The QED embodiment of UV-C disinfecting HAI is depicted in the thumbnail for a cross-section taken along the finger in relation to the inner and outer gloves. A pair of gloves is proposed because of the difficulty in molding a single glove with distinct ZnO NP sizes and concentrations, although later a single glove may be shown feasible. In operation, body heat from the finger passes through the inner glove and then into the outer glove. In the 100 μm thick outer glove, UV-C created from body heat absorbed in the 50 nm ZnO NPs is shown to disinfect HAI near the outer glove surface. The outer glove material is UV-C transparent, e.g., nitrile rubber. In contrast, the 200 μm thick inner glove comprises 200 nm ZnO NPs that protect the skin of the finger by absorbing any UV-C from the outer glove to produce NIR which is not harmful to the skin. The inner glove material need not be UV-C absorbent as absorption occurs in the 200 nm NPs.
QED induced EM radiation is confined almost totally in the TIR mode of the NPs because of their high surface to volume ratio. Absorbed body heat therefore traps itself to the NP surface to form the temporary TIR confinement during which time QED converts the trapped EM energy to standing wave UV-C radiation between opposing NP surfaces having half-wavelength λ/(2 n) = d, where d and n are the diameter and refractive index of the NP. Since the standing UV-C radiation is created from the trapped energy in the surfaces, the TIR confinement vanishes and the UV-C radiation promptly escapes the NP to disinfect HAI.
Applied to the outer glove, the EM radiation created in the NPs has TIR wavelength λ at frequency υ = c/λ, where c is the velocity of light and wavelength λ = 2 nd. QED induced EM radiation is therefore created in the NP having Planck energy E = hυ, where h is Planck’s constant. Since NPs have diameters d in the nanometer range, the Planck energy E is sufficient to produce UV-C radiation, e.g., for ZnO having n = 2.5 and d = 50 nm, UV-C is created at λ ≈ 254 nm. However, the EM radiation from the outer glove may also damage the skin of the fingers that provide the body heat. To protect the skin against prolonged exposure to damaging UV-C radiation, the inner glove comprises large ZnO nanoparticles having d = 200 nm that upon absorbing UV-C produce EM radiation at λ ≈ 1000 nm which is in the NIR and not harmful to the skin.
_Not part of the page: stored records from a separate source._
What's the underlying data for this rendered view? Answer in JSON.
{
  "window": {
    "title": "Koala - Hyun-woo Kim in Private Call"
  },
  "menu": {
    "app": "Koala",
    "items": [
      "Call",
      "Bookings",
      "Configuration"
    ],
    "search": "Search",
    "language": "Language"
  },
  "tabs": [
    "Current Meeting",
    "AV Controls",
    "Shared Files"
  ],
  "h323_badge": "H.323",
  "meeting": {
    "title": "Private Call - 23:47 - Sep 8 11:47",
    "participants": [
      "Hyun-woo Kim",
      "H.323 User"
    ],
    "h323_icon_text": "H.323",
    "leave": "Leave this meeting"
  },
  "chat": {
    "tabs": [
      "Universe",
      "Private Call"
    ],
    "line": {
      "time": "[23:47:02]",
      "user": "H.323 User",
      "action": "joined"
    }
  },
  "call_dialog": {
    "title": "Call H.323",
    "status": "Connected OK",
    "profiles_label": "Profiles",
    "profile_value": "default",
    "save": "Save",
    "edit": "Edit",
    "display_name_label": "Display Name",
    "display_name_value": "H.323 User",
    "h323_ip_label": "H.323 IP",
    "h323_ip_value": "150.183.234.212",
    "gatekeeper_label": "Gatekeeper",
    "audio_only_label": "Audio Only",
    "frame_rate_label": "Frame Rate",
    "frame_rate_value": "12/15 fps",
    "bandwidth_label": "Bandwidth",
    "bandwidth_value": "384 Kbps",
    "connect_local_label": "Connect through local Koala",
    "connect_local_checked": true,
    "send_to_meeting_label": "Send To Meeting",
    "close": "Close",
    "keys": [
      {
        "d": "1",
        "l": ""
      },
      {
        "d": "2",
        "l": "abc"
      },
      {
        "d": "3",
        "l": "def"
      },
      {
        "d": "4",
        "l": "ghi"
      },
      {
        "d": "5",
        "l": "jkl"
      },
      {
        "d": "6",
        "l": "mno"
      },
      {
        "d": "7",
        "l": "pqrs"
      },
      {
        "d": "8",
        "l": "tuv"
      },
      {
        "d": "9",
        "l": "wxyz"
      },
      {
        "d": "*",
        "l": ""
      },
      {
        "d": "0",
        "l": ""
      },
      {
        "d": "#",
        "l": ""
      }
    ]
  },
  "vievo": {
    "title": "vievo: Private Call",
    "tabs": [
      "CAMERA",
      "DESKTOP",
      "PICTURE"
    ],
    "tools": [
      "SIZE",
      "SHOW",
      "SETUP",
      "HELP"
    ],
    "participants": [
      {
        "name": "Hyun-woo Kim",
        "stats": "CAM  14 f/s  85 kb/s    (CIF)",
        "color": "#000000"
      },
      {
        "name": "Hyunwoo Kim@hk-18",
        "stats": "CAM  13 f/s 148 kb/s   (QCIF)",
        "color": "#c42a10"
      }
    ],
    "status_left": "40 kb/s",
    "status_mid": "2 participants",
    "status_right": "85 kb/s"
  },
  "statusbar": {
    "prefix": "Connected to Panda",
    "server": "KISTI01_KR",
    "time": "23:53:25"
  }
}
Discussion and Conclusion
Avoiding HAI by washing hands in water with disinfectants has been promoted by WHO and ICPIC over the past 20 years, even though hands are not washed each and every time hospital surfaces are touched. In this regard, the difficulty in the continual removal of HAI by hand washing may be metaphorically compared to Shakespeare’
QED avoids the metaphor on hand washing from Shakespeare by offering constant UV-C disinfection of HAI that attach to, or are in the air near the outer glove surface. i.e., disinfection occurs as the 50 nm NPs in the outer glove produce UV-C upon absorbing body heat from the fingers. Otherwise, the UV-C is absorbed in the 200 nm NPs of the inner glove to protect the skin of the fingers that supply the body heat. Since disinfection of HAI only requires body heat, the UV-C gloves are of great interest in the developing world that lacks sources of electricity.
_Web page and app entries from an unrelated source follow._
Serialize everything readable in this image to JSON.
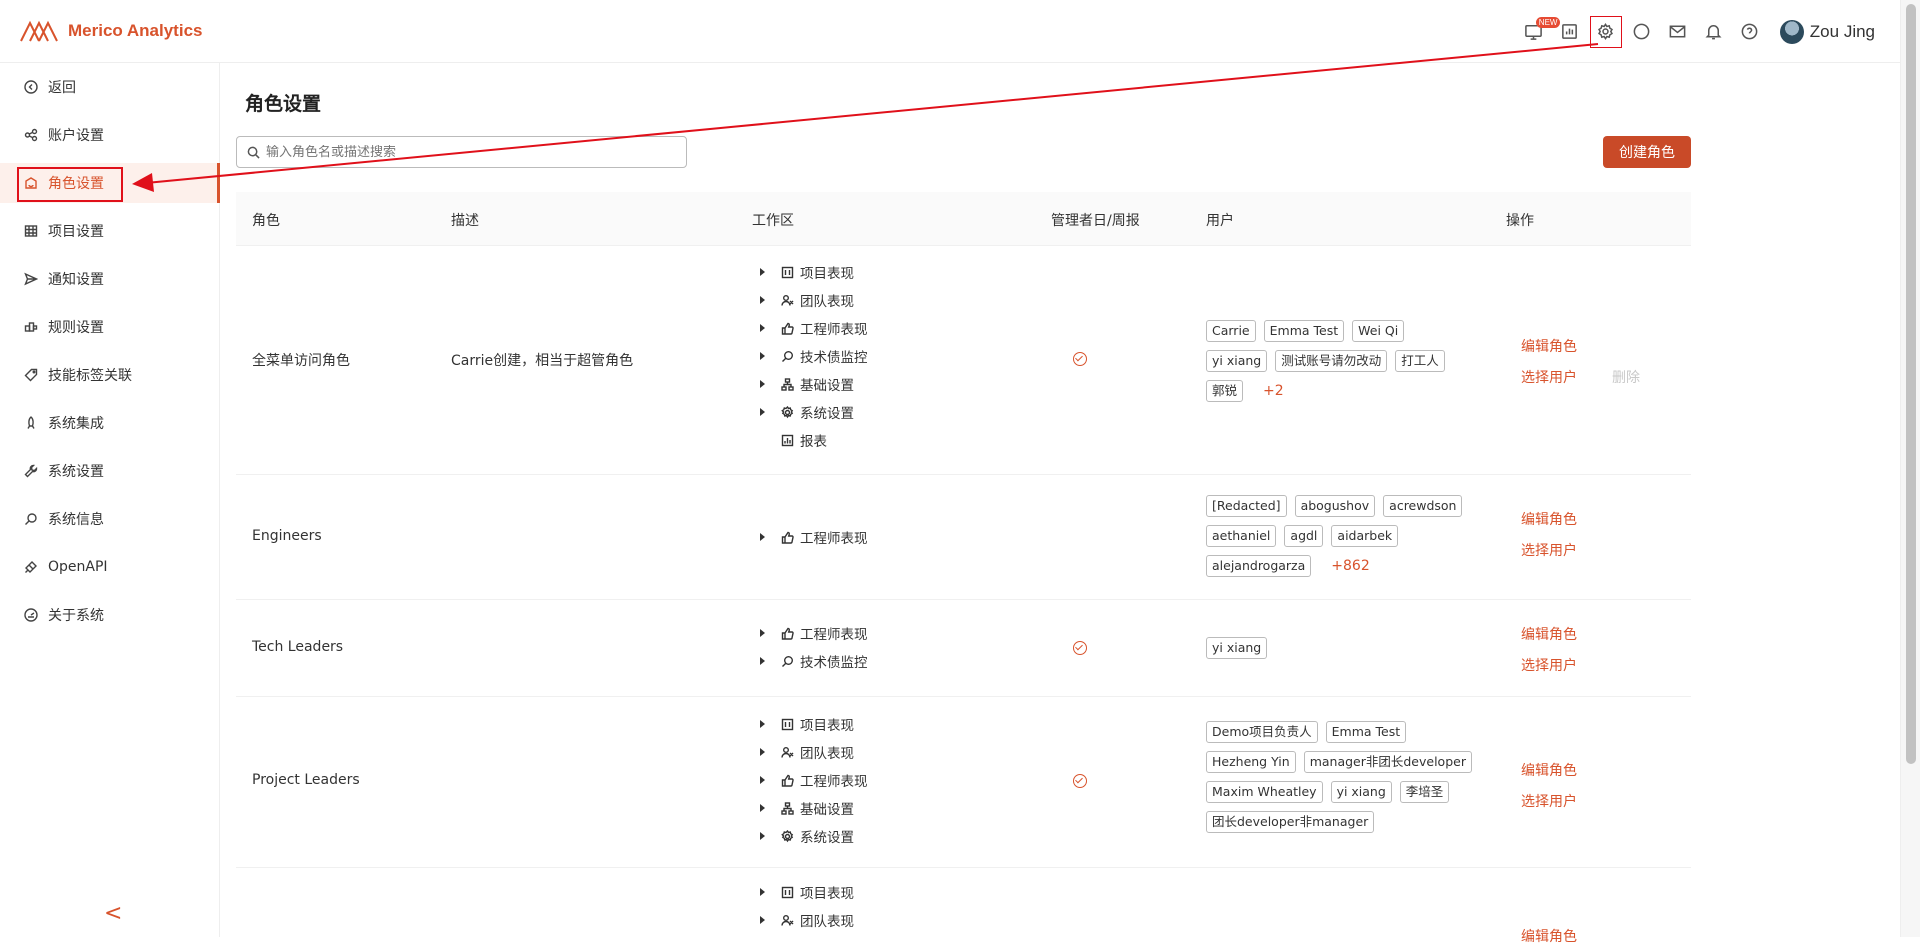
{
  "app": {
    "name": "Merico Analytics",
    "brand_color": "#d8532c"
  },
  "header": {
    "new_badge": "NEW",
    "icons": [
      "monitor-icon",
      "report-icon",
      "gear-icon",
      "chat-icon",
      "mail-icon",
      "bell-icon",
      "help-icon"
    ],
    "user_name": "Zou Jing"
  },
  "sidebar": {
    "items": [
      {
        "label": "返回",
        "icon": "back-icon"
      },
      {
        "label": "账户设置",
        "icon": "account-icon"
      },
      {
        "label": "角色设置",
        "icon": "role-icon",
        "active": true
      },
      {
        "label": "项目设置",
        "icon": "grid-icon"
      },
      {
        "label": "通知设置",
        "icon": "send-icon"
      },
      {
        "label": "规则设置",
        "icon": "rules-icon"
      },
      {
        "label": "技能标签关联",
        "icon": "tag-icon"
      },
      {
        "label": "系统集成",
        "icon": "rocket-icon"
      },
      {
        "label": "系统设置",
        "icon": "wrench-icon"
      },
      {
        "label": "系统信息",
        "icon": "info-search-icon"
      },
      {
        "label": "OpenAPI",
        "icon": "api-icon"
      },
      {
        "label": "关于系统",
        "icon": "about-icon"
      }
    ],
    "collapse": "<"
  },
  "main": {
    "title": "角色设置",
    "search_placeholder": "输入角色名或描述搜索",
    "create_button": "创建角色",
    "columns": [
      "角色",
      "描述",
      "工作区",
      "管理者日/周报",
      "用户",
      "操作"
    ],
    "actions": {
      "edit": "编辑角色",
      "select_users": "选择用户",
      "delete": "删除"
    },
    "rows": [
      {
        "role": "全菜单访问角色",
        "desc": "Carrie创建，相当于超管角色",
        "workspaces": [
          "项目表现",
          "团队表现",
          "工程师表现",
          "技术债监控",
          "基础设置",
          "系统设置",
          "报表"
        ],
        "report": true,
        "users": [
          "Carrie",
          "Emma Test",
          "Wei Qi",
          "yi xiang",
          "测试账号请勿改动",
          "打工人",
          "郭锐"
        ],
        "more": "+2",
        "can_delete": false
      },
      {
        "role": "Engineers",
        "desc": "",
        "workspaces": [
          "工程师表现"
        ],
        "report": false,
        "users": [
          "[Redacted]",
          "abogushov",
          "acrewdson",
          "aethaniel",
          "agdl",
          "aidarbek",
          "alejandrogarza"
        ],
        "more": "+862"
      },
      {
        "role": "Tech Leaders",
        "desc": "",
        "workspaces": [
          "工程师表现",
          "技术债监控"
        ],
        "report": true,
        "users": [
          "yi xiang"
        ]
      },
      {
        "role": "Project Leaders",
        "desc": "",
        "workspaces": [
          "项目表现",
          "团队表现",
          "工程师表现",
          "基础设置",
          "系统设置"
        ],
        "report": true,
        "users": [
          "Demo项目负责人",
          "Emma Test",
          "Hezheng Yin",
          "manager非团长developer",
          "Maxim Wheatley",
          "yi xiang",
          "李培圣",
          "团长developer非manager"
        ]
      },
      {
        "workspaces": [
          "项目表现",
          "团队表现"
        ],
        "partial_action": "编辑角色"
      }
    ]
  }
}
 T. Prevenslik, “QED disinfection of Ebola and drinking water,” 3rd International Conference on Prevention & Infection Control, June 16-19, 2015, Geneva